Action item: Each line below with the string "username" should be copied.

Dataset content:

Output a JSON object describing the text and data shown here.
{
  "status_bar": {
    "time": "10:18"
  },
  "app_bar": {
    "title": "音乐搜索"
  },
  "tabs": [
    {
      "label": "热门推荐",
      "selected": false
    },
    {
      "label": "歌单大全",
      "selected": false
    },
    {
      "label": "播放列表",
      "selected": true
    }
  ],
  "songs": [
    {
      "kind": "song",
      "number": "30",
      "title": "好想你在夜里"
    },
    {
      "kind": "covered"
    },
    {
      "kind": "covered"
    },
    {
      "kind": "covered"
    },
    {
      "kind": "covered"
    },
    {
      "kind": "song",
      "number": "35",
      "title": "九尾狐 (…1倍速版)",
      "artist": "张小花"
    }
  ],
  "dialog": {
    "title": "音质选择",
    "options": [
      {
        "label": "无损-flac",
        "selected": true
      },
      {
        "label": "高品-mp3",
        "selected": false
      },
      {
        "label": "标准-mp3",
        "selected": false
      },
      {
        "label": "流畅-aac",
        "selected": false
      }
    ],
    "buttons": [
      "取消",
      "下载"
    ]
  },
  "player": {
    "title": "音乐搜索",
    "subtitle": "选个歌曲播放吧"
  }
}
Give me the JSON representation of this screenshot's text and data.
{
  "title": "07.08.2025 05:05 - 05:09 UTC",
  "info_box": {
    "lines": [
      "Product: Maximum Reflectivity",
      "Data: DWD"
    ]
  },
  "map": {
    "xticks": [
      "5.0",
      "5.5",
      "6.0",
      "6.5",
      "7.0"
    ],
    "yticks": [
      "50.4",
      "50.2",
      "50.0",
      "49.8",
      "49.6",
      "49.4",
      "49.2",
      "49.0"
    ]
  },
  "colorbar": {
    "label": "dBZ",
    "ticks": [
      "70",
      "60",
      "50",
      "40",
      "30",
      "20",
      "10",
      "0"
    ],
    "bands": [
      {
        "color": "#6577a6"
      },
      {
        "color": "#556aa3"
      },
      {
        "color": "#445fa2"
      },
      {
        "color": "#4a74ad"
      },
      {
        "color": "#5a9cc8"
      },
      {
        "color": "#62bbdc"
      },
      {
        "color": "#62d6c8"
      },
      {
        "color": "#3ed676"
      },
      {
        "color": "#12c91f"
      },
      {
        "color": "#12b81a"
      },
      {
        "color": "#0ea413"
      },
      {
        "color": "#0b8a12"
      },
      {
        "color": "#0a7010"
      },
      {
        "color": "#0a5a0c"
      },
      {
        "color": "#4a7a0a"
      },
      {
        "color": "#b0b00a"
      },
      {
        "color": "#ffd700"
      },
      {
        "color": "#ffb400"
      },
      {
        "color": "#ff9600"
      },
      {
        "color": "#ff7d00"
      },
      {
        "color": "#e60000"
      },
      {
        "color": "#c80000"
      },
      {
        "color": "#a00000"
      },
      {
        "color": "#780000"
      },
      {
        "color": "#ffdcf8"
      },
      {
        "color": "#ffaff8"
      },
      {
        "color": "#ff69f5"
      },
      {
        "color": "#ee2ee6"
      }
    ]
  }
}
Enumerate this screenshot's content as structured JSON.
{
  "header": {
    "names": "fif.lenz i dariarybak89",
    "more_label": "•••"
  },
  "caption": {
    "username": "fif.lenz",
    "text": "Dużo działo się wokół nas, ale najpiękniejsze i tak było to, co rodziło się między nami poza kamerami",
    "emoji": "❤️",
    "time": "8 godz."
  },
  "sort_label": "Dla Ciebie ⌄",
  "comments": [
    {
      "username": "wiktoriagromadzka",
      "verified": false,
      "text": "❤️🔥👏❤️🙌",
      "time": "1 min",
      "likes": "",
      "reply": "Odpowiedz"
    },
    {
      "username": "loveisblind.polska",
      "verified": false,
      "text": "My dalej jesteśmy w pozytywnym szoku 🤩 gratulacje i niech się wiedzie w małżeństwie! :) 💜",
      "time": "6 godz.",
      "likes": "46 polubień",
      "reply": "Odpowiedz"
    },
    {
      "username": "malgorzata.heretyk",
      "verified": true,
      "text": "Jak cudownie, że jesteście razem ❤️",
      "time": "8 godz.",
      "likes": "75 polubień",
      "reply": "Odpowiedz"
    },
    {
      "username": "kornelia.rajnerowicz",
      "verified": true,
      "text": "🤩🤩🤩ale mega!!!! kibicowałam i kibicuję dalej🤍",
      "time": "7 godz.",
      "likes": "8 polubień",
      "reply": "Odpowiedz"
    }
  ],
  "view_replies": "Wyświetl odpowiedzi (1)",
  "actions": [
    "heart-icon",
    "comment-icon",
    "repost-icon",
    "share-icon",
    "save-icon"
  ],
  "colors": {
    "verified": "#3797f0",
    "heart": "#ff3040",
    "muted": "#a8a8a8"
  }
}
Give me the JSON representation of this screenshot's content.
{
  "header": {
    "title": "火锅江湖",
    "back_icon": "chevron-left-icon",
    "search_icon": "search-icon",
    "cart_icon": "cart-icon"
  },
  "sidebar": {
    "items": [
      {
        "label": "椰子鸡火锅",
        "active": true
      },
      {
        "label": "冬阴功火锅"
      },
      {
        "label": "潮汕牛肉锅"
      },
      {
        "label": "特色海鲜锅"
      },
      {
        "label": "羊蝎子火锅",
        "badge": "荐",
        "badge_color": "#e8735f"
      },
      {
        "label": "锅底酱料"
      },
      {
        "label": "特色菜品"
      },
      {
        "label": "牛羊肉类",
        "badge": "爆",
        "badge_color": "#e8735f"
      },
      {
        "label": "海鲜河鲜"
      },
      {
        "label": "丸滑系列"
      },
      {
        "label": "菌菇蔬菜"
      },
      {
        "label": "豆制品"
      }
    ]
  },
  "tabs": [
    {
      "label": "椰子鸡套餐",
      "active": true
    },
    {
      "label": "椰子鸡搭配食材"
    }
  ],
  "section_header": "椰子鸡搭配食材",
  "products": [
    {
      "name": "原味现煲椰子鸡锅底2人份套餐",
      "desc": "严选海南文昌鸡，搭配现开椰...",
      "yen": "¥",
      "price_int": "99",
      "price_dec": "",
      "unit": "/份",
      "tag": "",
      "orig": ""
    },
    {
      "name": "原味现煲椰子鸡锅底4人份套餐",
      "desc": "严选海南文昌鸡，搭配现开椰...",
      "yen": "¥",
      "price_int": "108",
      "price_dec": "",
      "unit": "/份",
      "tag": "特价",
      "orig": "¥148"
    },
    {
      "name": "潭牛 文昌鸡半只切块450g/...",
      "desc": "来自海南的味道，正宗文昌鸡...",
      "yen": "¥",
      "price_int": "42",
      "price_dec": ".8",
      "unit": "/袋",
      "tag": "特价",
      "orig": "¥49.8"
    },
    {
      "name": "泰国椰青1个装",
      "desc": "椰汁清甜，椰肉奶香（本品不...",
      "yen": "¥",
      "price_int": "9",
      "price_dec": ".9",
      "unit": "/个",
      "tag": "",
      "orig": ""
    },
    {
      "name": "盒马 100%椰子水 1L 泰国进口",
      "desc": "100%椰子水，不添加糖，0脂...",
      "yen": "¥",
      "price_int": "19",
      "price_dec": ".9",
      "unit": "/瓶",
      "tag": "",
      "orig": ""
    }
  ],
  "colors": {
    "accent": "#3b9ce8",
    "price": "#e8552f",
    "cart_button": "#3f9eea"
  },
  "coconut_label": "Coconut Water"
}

Answer to this problem:
    "username": "fif.lenz",
      "username": "wiktoriagromadzka",
      "username": "loveisblind.polska",
      "username": "malgorzata.heretyk",
      "username": "kornelia.rajnerowicz",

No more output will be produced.